- PROBLEM TO WORK ON -
All lines below must be repeated exactly, with the pictures omitted.

- PROVIDED DATA -
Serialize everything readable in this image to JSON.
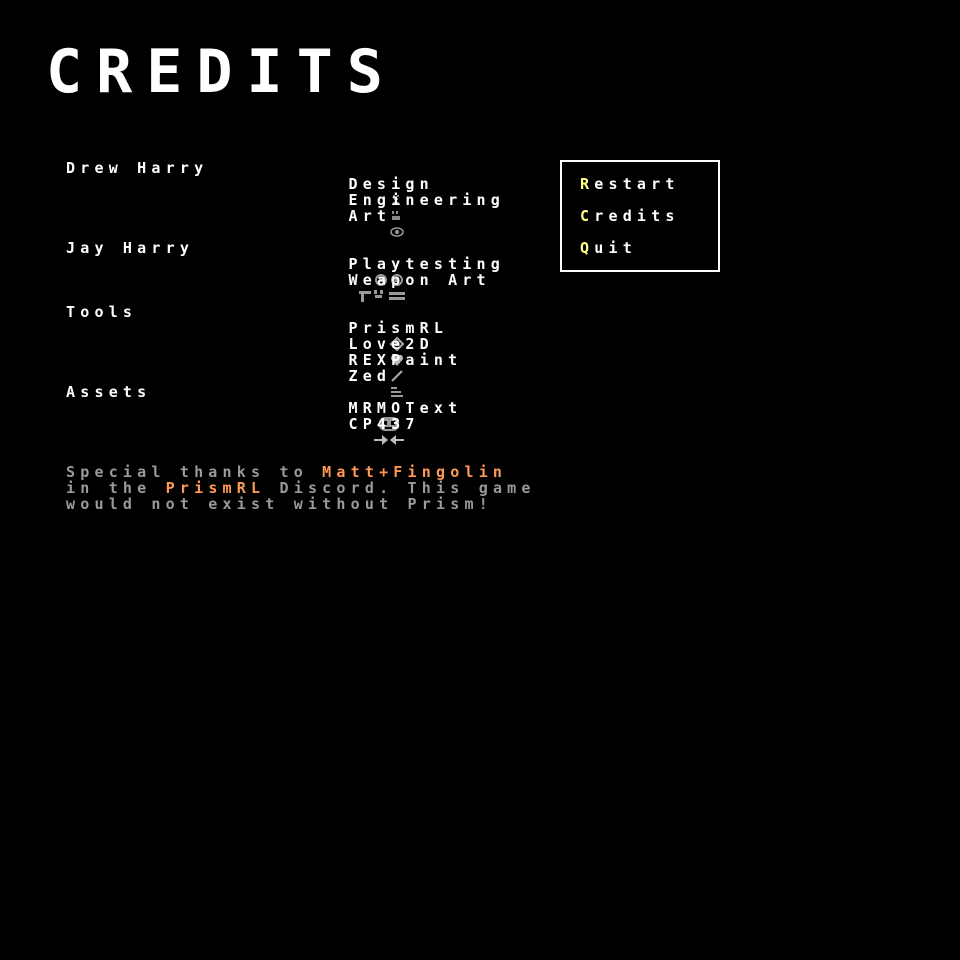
{
  "title": "CREDITS",
  "sections": [
    {
      "name": "Drew Harry",
      "items": [
        {
          "icon": "scroll-icon",
          "label": "Design"
        },
        {
          "icon": "chip-icon",
          "label": "Engineering"
        },
        {
          "icon": "eye-icon",
          "label": "Art"
        }
      ]
    },
    {
      "name": "Jay Harry",
      "items": [
        {
          "icon": "gamepad-icon",
          "label": "Playtesting"
        },
        {
          "icon": "gun-icon",
          "label": "Weapon Art"
        }
      ]
    },
    {
      "name": "Tools",
      "items": [
        {
          "icon": "prism-icon",
          "label": "PrismRL"
        },
        {
          "icon": "heart-icon",
          "label": "Love2D"
        },
        {
          "icon": "brush-icon",
          "label": "REXPaint"
        },
        {
          "icon": "text-editor-icon",
          "label": "Zed"
        }
      ]
    },
    {
      "name": "Assets",
      "items": [
        {
          "icon": "skull-icon",
          "label": "MRMOText"
        },
        {
          "icon": "arrows-icon",
          "label": "CP437"
        }
      ]
    }
  ],
  "thanks": {
    "line1_a": "Special thanks to ",
    "line1_b": "Matt+Fingolin",
    "line2_a": "in the ",
    "line2_b": "PrismRL",
    "line2_c": " Discord. This game",
    "line3": "would not exist without Prism!"
  },
  "menu": {
    "items": [
      {
        "hotkey": "R",
        "rest": "estart"
      },
      {
        "hotkey": "C",
        "rest": "redits"
      },
      {
        "hotkey": "Q",
        "rest": "uit"
      }
    ]
  },
  "colors": {
    "background": "#000000",
    "text": "#ffffff",
    "dim_text": "#9a9a9a",
    "highlight": "#ff9955",
    "hotkey": "#ffff88"
  }
}
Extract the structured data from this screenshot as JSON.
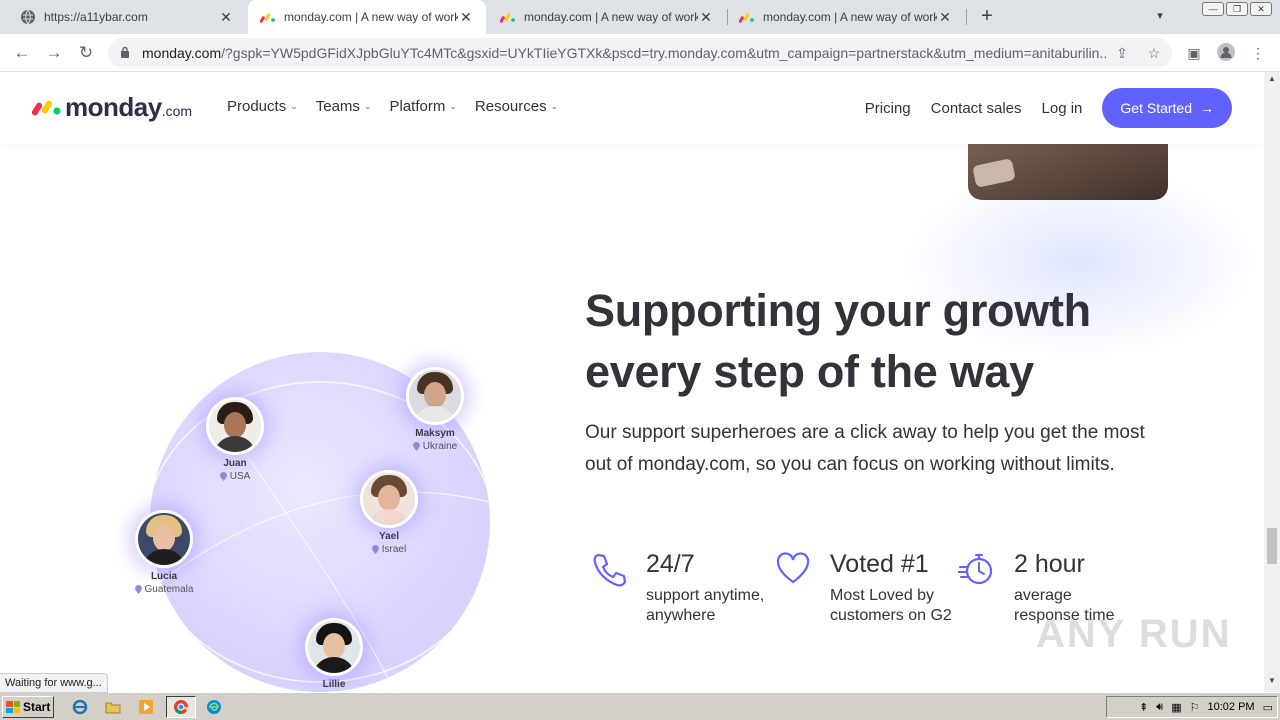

- TASK OUTPUT -
Serialize everything readable in this image to JSON.
{
  "title": "CREDITS",
  "sections": [
    {
      "name": "Drew Harry",
      "items": [
        {
          "icon": "scroll-icon",
          "label": "Design"
        },
        {
          "icon": "chip-icon",
          "label": "Engineering"
        },
        {
          "icon": "eye-icon",
          "label": "Art"
        }
      ]
    },
    {
      "name": "Jay Harry",
      "items": [
        {
          "icon": "gamepad-icon",
          "label": "Playtesting"
        },
        {
          "icon": "gun-icon",
          "label": "Weapon Art"
        }
      ]
    },
    {
      "name": "Tools",
      "items": [
        {
          "icon": "prism-icon",
          "label": "PrismRL"
        },
        {
          "icon": "heart-icon",
          "label": "Love2D"
        },
        {
          "icon": "brush-icon",
          "label": "REXPaint"
        },
        {
          "icon": "text-editor-icon",
          "label": "Zed"
        }
      ]
    },
    {
      "name": "Assets",
      "items": [
        {
          "icon": "skull-icon",
          "label": "MRMOText"
        },
        {
          "icon": "arrows-icon",
          "label": "CP437"
        }
      ]
    }
  ],
  "thanks": {
    "line1_a": "Special thanks to ",
    "line1_b": "Matt+Fingolin",
    "line2_a": "in the ",
    "line2_b": "PrismRL",
    "line2_c": " Discord. This game",
    "line3": "would not exist without Prism!"
  },
  "menu": {
    "items": [
      {
        "hotkey": "R",
        "rest": "estart"
      },
      {
        "hotkey": "C",
        "rest": "redits"
      },
      {
        "hotkey": "Q",
        "rest": "uit"
      }
    ]
  },
  "colors": {
    "background": "#000000",
    "text": "#ffffff",
    "dim_text": "#9a9a9a",
    "highlight": "#ff9955",
    "hotkey": "#ffff88"
  }
}
Extract the structured data from this screenshot as JSON.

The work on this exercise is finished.